◆ What this task involves
Print the full listing once more, exactly as given.

◆ Record extracts
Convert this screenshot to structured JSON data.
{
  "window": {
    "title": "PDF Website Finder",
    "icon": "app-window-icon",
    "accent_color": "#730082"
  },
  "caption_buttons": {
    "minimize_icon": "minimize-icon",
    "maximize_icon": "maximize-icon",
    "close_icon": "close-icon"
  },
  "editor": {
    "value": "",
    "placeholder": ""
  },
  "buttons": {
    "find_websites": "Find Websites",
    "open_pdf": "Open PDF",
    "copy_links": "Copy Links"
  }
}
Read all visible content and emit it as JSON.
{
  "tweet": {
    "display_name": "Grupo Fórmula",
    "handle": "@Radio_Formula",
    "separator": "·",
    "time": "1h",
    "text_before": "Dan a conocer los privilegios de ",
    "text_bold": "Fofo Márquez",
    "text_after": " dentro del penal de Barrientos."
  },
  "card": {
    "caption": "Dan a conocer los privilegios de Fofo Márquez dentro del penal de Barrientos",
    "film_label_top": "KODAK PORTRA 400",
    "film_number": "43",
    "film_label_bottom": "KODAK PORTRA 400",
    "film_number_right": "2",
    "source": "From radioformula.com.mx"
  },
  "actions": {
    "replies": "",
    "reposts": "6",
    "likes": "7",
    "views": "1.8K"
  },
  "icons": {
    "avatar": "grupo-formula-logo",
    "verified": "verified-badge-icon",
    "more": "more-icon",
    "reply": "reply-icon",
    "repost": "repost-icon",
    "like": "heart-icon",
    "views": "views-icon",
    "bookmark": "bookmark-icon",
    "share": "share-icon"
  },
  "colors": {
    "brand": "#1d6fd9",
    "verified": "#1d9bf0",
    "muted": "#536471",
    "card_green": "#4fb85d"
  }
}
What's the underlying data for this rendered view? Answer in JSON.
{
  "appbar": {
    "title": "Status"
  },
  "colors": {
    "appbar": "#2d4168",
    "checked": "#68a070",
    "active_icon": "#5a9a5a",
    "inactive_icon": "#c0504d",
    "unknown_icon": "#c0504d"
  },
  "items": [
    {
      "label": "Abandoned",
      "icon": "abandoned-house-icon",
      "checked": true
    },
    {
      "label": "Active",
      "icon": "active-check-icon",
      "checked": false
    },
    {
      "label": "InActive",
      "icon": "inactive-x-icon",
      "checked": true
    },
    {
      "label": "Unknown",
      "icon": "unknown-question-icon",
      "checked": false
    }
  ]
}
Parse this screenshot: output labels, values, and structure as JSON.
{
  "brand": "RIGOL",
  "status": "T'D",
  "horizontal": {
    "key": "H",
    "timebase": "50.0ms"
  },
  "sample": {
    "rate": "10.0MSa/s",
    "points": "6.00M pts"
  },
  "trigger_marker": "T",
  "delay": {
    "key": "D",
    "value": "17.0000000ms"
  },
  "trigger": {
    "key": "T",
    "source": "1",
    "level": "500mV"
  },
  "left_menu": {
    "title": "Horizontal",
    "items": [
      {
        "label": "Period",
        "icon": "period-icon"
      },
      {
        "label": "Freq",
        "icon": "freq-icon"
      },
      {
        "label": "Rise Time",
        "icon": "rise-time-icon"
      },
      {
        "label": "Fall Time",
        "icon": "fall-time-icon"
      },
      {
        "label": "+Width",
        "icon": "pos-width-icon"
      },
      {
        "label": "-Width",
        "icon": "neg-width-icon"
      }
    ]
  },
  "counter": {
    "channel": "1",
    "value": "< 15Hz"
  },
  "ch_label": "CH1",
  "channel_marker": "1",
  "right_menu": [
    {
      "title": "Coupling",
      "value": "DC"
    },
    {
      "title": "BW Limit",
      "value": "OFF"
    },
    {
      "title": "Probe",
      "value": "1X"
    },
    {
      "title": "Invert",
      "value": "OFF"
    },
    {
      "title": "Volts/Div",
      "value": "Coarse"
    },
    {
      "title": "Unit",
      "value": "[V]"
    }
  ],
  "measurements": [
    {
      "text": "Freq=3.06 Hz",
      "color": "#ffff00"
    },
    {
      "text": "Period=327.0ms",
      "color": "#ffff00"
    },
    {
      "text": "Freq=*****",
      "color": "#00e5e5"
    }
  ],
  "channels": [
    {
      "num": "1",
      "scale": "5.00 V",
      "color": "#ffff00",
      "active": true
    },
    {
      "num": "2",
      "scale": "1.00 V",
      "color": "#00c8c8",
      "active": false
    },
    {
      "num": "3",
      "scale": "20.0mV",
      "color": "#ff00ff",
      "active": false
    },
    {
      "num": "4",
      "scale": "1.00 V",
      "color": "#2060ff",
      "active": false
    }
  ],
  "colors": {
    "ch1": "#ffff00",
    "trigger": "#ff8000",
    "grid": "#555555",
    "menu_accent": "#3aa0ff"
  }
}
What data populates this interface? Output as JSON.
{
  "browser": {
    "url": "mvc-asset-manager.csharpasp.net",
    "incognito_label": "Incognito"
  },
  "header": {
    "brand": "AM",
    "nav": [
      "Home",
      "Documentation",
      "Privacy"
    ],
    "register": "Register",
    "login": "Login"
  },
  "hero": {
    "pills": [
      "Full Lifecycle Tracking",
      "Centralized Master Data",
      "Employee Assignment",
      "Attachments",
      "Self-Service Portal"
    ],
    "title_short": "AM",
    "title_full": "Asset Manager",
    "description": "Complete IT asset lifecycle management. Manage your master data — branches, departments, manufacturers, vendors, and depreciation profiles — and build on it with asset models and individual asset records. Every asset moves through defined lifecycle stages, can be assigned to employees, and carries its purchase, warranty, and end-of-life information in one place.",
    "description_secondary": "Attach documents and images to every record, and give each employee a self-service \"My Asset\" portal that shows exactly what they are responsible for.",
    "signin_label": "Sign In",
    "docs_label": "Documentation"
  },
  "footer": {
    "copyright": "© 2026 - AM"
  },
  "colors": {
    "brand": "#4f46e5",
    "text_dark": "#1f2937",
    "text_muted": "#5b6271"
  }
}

◆ Task response
Convert this screenshot to structured JSON data.
{
  "window": {
    "title": "PDF Website Finder",
    "icon": "app-window-icon",
    "accent_color": "#730082"
  },
  "caption_buttons": {
    "minimize_icon": "minimize-icon",
    "maximize_icon": "maximize-icon",
    "close_icon": "close-icon"
  },
  "editor": {
    "value": "",
    "placeholder": ""
  },
  "buttons": {
    "find_websites": "Find Websites",
    "open_pdf": "Open PDF",
    "copy_links": "Copy Links"
  }
}
Read all visible content and emit it as JSON.
{
  "tweet": {
    "display_name": "Grupo Fórmula",
    "handle": "@Radio_Formula",
    "separator": "·",
    "time": "1h",
    "text_before": "Dan a conocer los privilegios de ",
    "text_bold": "Fofo Márquez",
    "text_after": " dentro del penal de Barrientos."
  },
  "card": {
    "caption": "Dan a conocer los privilegios de Fofo Márquez dentro del penal de Barrientos",
    "film_label_top": "KODAK PORTRA 400",
    "film_number": "43",
    "film_label_bottom": "KODAK PORTRA 400",
    "film_number_right": "2",
    "source": "From radioformula.com.mx"
  },
  "actions": {
    "replies": "",
    "reposts": "6",
    "likes": "7",
    "views": "1.8K"
  },
  "icons": {
    "avatar": "grupo-formula-logo",
    "verified": "verified-badge-icon",
    "more": "more-icon",
    "reply": "reply-icon",
    "repost": "repost-icon",
    "like": "heart-icon",
    "views": "views-icon",
    "bookmark": "bookmark-icon",
    "share": "share-icon"
  },
  "colors": {
    "brand": "#1d6fd9",
    "verified": "#1d9bf0",
    "muted": "#536471",
    "card_green": "#4fb85d"
  }
}
What's the underlying data for this rendered view? Answer in JSON.
{
  "appbar": {
    "title": "Status"
  },
  "colors": {
    "appbar": "#2d4168",
    "checked": "#68a070",
    "active_icon": "#5a9a5a",
    "inactive_icon": "#c0504d",
    "unknown_icon": "#c0504d"
  },
  "items": [
    {
      "label": "Abandoned",
      "icon": "abandoned-house-icon",
      "checked": true
    },
    {
      "label": "Active",
      "icon": "active-check-icon",
      "checked": false
    },
    {
      "label": "InActive",
      "icon": "inactive-x-icon",
      "checked": true
    },
    {
      "label": "Unknown",
      "icon": "unknown-question-icon",
      "checked": false
    }
  ]
}
Parse this screenshot: output labels, values, and structure as JSON.
{
  "brand": "RIGOL",
  "status": "T'D",
  "horizontal": {
    "key": "H",
    "timebase": "50.0ms"
  },
  "sample": {
    "rate": "10.0MSa/s",
    "points": "6.00M pts"
  },
  "trigger_marker": "T",
  "delay": {
    "key": "D",
    "value": "17.0000000ms"
  },
  "trigger": {
    "key": "T",
    "source": "1",
    "level": "500mV"
  },
  "left_menu": {
    "title": "Horizontal",
    "items": [
      {
        "label": "Period",
        "icon": "period-icon"
      },
      {
        "label": "Freq",
        "icon": "freq-icon"
      },
      {
        "label": "Rise Time",
        "icon": "rise-time-icon"
      },
      {
        "label": "Fall Time",
        "icon": "fall-time-icon"
      },
      {
        "label": "+Width",
        "icon": "pos-width-icon"
      },
      {
        "label": "-Width",
        "icon": "neg-width-icon"
      }
    ]
  },
  "counter": {
    "channel": "1",
    "value": "< 15Hz"
  },
  "ch_label": "CH1",
  "channel_marker": "1",
  "right_menu": [
    {
      "title": "Coupling",
      "value": "DC"
    },
    {
      "title": "BW Limit",
      "value": "OFF"
    },
    {
      "title": "Probe",
      "value": "1X"
    },
    {
      "title": "Invert",
      "value": "OFF"
    },
    {
      "title": "Volts/Div",
      "value": "Coarse"
    },
    {
      "title": "Unit",
      "value": "[V]"
    }
  ],
  "measurements": [
    {
      "text": "Freq=3.06 Hz",
      "color": "#ffff00"
    },
    {
      "text": "Period=327.0ms",
      "color": "#ffff00"
    },
    {
      "text": "Freq=*****",
      "color": "#00e5e5"
    }
  ],
  "channels": [
    {
      "num": "1",
      "scale": "5.00 V",
      "color": "#ffff00",
      "active": true
    },
    {
      "num": "2",
      "scale": "1.00 V",
      "color": "#00c8c8",
      "active": false
    },
    {
      "num": "3",
      "scale": "20.0mV",
      "color": "#ff00ff",
      "active": false
    },
    {
      "num": "4",
      "scale": "1.00 V",
      "color": "#2060ff",
      "active": false
    }
  ],
  "colors": {
    "ch1": "#ffff00",
    "trigger": "#ff8000",
    "grid": "#555555",
    "menu_accent": "#3aa0ff"
  }
}
What data populates this interface? Output as JSON.
{
  "browser": {
    "url": "mvc-asset-manager.csharpasp.net",
    "incognito_label": "Incognito"
  },
  "header": {
    "brand": "AM",
    "nav": [
      "Home",
      "Documentation",
      "Privacy"
    ],
    "register": "Register",
    "login": "Login"
  },
  "hero": {
    "pills": [
      "Full Lifecycle Tracking",
      "Centralized Master Data",
      "Employee Assignment",
      "Attachments",
      "Self-Service Portal"
    ],
    "title_short": "AM",
    "title_full": "Asset Manager",
    "description": "Complete IT asset lifecycle management. Manage your master data — branches, departments, manufacturers, vendors, and depreciation profiles — and build on it with asset models and individual asset records. Every asset moves through defined lifecycle stages, can be assigned to employees, and carries its purchase, warranty, and end-of-life information in one place.",
    "description_secondary": "Attach documents and images to every record, and give each employee a self-service \"My Asset\" portal that shows exactly what they are responsible for.",
    "signin_label": "Sign In",
    "docs_label": "Documentation"
  },
  "footer": {
    "copyright": "© 2026 - AM"
  },
  "colors": {
    "brand": "#4f46e5",
    "text_dark": "#1f2937",
    "text_muted": "#5b6271"
  }
}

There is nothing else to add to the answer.